▸ **Work order**
Whenever "JSON" occurs in a line of the material, list that line.
◇ ◇ ◇ ◇
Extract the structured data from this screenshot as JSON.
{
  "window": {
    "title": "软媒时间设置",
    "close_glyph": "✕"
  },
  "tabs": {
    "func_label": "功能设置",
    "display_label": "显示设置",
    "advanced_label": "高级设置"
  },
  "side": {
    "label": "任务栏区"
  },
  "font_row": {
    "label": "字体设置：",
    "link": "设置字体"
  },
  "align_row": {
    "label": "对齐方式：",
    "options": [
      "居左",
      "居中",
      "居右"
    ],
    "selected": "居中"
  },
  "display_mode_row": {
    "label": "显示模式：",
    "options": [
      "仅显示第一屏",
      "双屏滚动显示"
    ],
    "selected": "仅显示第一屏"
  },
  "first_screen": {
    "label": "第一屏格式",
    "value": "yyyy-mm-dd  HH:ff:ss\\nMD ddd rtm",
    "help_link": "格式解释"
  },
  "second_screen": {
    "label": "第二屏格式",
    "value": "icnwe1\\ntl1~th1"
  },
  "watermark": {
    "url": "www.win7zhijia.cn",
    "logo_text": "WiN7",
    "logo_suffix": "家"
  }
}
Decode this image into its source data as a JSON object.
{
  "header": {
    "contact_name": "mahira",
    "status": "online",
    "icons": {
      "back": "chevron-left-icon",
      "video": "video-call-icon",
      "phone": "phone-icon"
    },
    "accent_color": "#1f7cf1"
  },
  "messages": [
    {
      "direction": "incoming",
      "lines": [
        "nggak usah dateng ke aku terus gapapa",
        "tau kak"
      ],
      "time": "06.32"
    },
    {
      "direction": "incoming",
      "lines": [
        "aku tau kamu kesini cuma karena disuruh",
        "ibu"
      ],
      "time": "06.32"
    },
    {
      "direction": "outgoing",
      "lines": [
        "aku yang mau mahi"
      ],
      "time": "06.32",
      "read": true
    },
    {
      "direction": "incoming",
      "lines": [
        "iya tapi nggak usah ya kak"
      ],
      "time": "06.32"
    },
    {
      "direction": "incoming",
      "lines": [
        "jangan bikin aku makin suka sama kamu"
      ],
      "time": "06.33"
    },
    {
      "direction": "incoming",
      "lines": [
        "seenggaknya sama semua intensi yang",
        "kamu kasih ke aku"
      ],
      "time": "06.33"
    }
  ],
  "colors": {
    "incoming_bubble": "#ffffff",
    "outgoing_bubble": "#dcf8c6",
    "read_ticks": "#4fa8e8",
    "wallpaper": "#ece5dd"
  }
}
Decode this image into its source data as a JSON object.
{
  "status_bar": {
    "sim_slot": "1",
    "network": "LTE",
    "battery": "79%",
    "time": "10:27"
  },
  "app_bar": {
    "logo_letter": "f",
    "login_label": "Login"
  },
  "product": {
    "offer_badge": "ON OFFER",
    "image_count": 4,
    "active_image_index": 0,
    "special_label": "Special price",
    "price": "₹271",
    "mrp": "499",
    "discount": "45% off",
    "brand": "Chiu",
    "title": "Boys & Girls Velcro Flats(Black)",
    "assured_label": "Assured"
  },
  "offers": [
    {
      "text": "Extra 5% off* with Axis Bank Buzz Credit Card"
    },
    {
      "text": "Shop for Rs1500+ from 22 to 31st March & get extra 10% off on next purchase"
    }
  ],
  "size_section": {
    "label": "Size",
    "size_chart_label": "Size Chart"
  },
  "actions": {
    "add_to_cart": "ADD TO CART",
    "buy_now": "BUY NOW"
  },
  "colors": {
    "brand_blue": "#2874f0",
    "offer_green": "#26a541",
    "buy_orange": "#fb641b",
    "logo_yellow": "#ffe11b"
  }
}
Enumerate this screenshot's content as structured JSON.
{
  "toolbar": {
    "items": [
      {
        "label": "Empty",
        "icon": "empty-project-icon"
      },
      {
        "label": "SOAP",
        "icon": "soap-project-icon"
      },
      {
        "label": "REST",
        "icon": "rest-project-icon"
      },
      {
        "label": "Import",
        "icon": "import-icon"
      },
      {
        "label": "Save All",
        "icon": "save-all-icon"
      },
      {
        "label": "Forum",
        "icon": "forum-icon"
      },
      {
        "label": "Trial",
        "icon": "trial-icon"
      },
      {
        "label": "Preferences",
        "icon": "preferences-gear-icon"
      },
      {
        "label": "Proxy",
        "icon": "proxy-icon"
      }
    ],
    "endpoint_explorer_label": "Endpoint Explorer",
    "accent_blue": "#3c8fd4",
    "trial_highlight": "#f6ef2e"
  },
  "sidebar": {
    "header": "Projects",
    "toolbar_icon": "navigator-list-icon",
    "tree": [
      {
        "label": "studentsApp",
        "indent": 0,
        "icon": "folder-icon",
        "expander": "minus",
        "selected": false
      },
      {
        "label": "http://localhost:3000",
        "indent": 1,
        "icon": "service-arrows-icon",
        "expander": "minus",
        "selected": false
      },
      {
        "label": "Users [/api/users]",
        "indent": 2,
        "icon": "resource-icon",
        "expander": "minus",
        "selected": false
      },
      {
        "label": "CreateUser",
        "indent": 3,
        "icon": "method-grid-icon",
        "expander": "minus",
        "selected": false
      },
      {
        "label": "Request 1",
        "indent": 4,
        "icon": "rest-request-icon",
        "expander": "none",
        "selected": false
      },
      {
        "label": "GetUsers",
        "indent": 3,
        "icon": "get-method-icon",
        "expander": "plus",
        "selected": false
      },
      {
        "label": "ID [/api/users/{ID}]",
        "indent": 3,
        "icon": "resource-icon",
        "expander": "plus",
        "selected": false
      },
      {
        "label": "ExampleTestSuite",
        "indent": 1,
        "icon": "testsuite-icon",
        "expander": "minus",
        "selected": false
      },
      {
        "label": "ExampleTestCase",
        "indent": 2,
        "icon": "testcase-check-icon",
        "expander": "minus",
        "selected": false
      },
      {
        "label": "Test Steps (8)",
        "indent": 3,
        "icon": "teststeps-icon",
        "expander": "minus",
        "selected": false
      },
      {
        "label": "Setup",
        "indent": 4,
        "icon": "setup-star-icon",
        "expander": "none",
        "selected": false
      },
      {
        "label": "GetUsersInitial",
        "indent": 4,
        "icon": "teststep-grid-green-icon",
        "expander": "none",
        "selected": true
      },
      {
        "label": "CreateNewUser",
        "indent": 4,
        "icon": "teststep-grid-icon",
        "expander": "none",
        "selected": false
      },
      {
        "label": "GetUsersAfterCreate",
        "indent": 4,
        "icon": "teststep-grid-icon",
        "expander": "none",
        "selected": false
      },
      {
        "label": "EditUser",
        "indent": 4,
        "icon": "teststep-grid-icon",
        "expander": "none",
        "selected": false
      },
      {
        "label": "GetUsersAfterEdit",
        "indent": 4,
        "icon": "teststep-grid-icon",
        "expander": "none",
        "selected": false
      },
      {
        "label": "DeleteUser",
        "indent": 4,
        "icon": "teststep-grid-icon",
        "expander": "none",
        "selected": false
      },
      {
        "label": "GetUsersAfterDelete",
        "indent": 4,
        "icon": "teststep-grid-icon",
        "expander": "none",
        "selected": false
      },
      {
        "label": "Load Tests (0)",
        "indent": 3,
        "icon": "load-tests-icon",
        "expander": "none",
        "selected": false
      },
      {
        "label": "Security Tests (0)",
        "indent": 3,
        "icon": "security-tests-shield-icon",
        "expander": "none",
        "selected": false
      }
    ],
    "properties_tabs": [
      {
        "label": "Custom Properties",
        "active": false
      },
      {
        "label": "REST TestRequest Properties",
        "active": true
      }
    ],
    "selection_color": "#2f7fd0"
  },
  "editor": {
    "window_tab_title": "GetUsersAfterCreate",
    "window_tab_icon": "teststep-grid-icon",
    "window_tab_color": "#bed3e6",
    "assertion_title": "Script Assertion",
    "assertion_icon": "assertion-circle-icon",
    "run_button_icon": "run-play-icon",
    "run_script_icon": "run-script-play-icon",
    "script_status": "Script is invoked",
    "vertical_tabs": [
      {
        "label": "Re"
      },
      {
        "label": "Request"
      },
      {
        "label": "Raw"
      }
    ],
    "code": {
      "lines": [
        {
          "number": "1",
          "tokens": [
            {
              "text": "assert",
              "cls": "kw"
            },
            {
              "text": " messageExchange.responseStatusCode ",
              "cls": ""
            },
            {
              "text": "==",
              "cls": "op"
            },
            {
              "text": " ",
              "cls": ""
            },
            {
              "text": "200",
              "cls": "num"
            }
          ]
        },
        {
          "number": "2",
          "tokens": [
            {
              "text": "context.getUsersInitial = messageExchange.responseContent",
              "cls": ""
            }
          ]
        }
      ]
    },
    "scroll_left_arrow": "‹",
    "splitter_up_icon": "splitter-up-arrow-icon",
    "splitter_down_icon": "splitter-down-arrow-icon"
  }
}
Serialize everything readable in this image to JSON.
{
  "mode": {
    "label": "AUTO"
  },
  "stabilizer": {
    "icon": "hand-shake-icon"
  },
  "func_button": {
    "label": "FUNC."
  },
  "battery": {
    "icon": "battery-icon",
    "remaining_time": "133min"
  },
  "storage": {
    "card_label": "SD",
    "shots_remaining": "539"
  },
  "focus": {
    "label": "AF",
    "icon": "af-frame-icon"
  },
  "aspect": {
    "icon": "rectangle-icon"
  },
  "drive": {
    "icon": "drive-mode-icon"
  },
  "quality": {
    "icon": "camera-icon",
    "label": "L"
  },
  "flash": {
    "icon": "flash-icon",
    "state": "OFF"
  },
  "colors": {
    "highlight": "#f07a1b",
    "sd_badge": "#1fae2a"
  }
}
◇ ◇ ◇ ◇
▸ **Answer box**
Extract the structured data from this screenshot as JSON.
Decode this image into its source data as a JSON object.
Decode this image into its source data as a JSON object.
Enumerate this screenshot's content as structured JSON.
Serialize everything readable in this image to JSON.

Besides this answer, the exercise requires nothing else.